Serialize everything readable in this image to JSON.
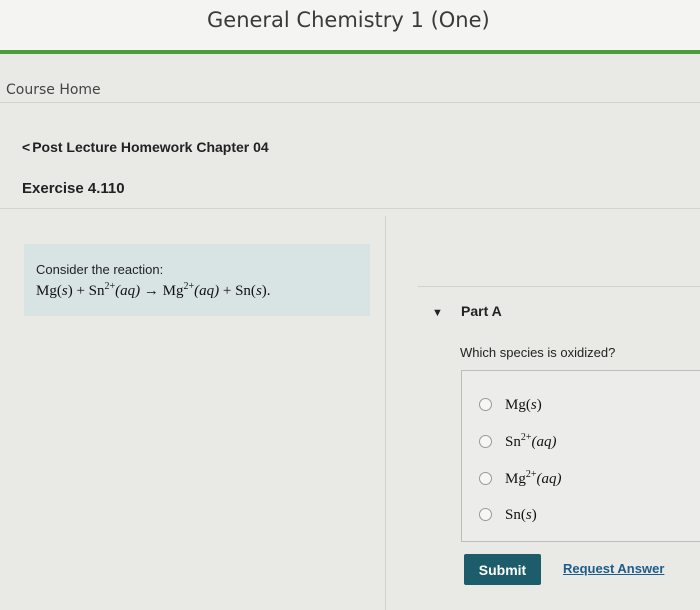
{
  "header": {
    "course_title": "General Chemistry 1 (One)"
  },
  "nav": {
    "course_home": "Course Home"
  },
  "breadcrumb": {
    "chevron": "<",
    "label": "Post Lecture Homework Chapter 04"
  },
  "exercise": {
    "title": "Exercise 4.110"
  },
  "problem": {
    "intro": "Consider the reaction:",
    "reaction": {
      "t1": "Mg(",
      "t1i": "s",
      "t1e": ")",
      "plus1": " + ",
      "t2": "Sn",
      "t2sup": "2+",
      "t2i": "(aq)",
      "arrow": " → ",
      "t3": "Mg",
      "t3sup": "2+",
      "t3i": "(aq)",
      "plus2": " + ",
      "t4": "Sn(",
      "t4i": "s",
      "t4e": ")."
    }
  },
  "part": {
    "caret": "▼",
    "title": "Part A",
    "question": "Which species is oxidized?",
    "options": [
      {
        "base": "Mg(",
        "sup": "",
        "italic": "s",
        "end": ")"
      },
      {
        "base": "Sn",
        "sup": "2+",
        "italic": "(aq)",
        "end": ""
      },
      {
        "base": "Mg",
        "sup": "2+",
        "italic": "(aq)",
        "end": ""
      },
      {
        "base": "Sn(",
        "sup": "",
        "italic": "s",
        "end": ")"
      }
    ],
    "submit_label": "Submit",
    "request_label": "Request Answer"
  },
  "colors": {
    "accent_green": "#4a9e3c",
    "submit_bg": "#1d5c6a",
    "problem_bg": "#d7e4e3",
    "link": "#1d5c8a"
  }
}
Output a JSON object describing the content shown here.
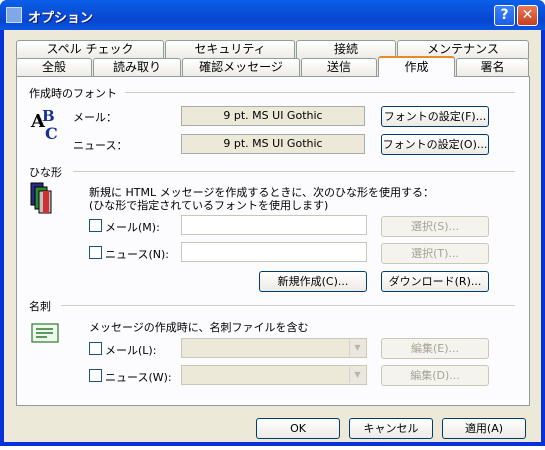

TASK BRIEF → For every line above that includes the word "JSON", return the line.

EXERCISE OUTPUT →
Serialize everything readable in this image to JSON.
Output a JSON object describing the content shown here.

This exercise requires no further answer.